Who Is Responsible for Church Maintenance?


Christians began meeting in designated church buildings in the 3rd century. Since then, churches have become commonplace structures in communities in Western nations where Christianity has been the most common religion practiced by citizens.

Today, church attendance is waning, and that’s shifted priorities for some Christian denominations. While many go to a physical church building for Sunday services, home churches are a popular alternative, and other congregations rent space for services in schools or other buildings. The responsibility of church maintenance may vary based on the church’s location. Let’s look at who maintains different churches and some of the tasks involved in regular church maintenance.

Church buildings may hire a janitor.

Building maintenance is essential for any public facility. It’s common for churches to hire a janitor who maintains their building. Janitors clean buildings, restock supplies, purchase supplies, and perform minor repairs. Janitors also perform exterior maintenance. Their duties could involve shoveling sidewalks or hiring contractors to clear the church parking lot. They also identify systems that are in disrepair and take steps to ensure they have those systems fixed.

Church janitors may perform additional tasks, such as maintaining seasonal decorations and decorating church facilities. They may hang LED Christmas lights from the roofline of the church building in the weeks before Christmas to acknowledge the holiday. Church janitors may help determine which lights to buy. When choosing between Christmas lighting options, janitors help determine how long the light strings need to be to cover the intended surfaces and variables that could affect whether the church opts for icicle lights or regular string lights. They may also recommend battery-powered Christmas lights if they don’t have access to outlets. Churches can opt to hang LED lights, which use less energy than incandescent bulbs.

Your church janitor can also decorate your church’s interior and ensure these decorations are maintained. Many churches put out an Advent wreath with Advent candles in the weeks before Christmas. Lighting the Advent candles is a symbolic gesture demonstrating the congregation anticipates the day when they celebrate Christ’s birth. Using an Advent candle holder is an excellent way to secure Advent candles to ensure they don’t topple over when they’re lit. Your janitor may also suggest investing in plastic shields that catch wax when it drips from the candles, protecting the wreath and furniture below the candles.

Home-based churches may rely on a volunteer system.

Home-based churches meet in people’s homes. Some home-based churches meet in one designated home, particularly if they’re a larger home-based church congregation that needs plenty of space. Other home-based churches alternate and move from house to house.

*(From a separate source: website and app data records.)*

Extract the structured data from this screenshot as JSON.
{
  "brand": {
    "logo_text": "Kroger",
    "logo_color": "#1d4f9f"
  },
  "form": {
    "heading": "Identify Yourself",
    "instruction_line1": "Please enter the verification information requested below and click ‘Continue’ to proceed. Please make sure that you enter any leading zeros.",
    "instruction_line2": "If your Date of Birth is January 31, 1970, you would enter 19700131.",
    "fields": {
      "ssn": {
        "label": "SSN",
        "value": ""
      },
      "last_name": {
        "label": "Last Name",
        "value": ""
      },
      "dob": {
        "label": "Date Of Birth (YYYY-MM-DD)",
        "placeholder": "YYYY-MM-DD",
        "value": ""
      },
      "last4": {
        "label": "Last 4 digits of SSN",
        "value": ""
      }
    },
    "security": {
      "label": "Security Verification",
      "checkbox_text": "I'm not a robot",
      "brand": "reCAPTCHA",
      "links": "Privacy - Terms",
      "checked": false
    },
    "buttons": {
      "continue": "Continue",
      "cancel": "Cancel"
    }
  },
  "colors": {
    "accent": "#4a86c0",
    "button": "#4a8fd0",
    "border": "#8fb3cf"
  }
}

Homeowners look after tasks such as having the HVAC system serviced and cleaning the gutters. Event-specific maintenance can be handled in several ways. You may need to set out chairs for congregants and put out other resources, such as hymn books and Bibles. If your church moves around from place to place, your church will need a secure place to store them and the ability to transport the items to the home hosting services each week.

In this case, your church could opt to hire someone to load, transport, unload, and set up these resources. Churches with a limited budget may rely on volunteers to perform these types of tasks. Hired staff or volunteers may also provide event-specific maintenance, such as sweeping or vacuuming after the service.

Churches that rent facilities may enjoy limited maintenance responsibilities.

Renting a room for services is more affordable than buying or constructing a dedicated building. Your rental agreement will outline your responsibilities. You may be responsible for light cleaning tasks, such as sweeping the floor after use or putting chairs away, but it’s unlikely you’ll be responsible for extensive exterior maintenance. Building maintenance staff typically handle shoveling sidewalks, cleaning gutters, stocking bathrooms, and cleaning entryways. Light cleaning may be divided among volunteers from your congregation, or you could hire a maintenance person to perform those tasks.

Church maintenance involves weekly and seasonal tasks required to look after church facilities. Those tasks and who performs them may vary based on whether your congregation meets in a church building, home, or rented facilities.

Comments are closed.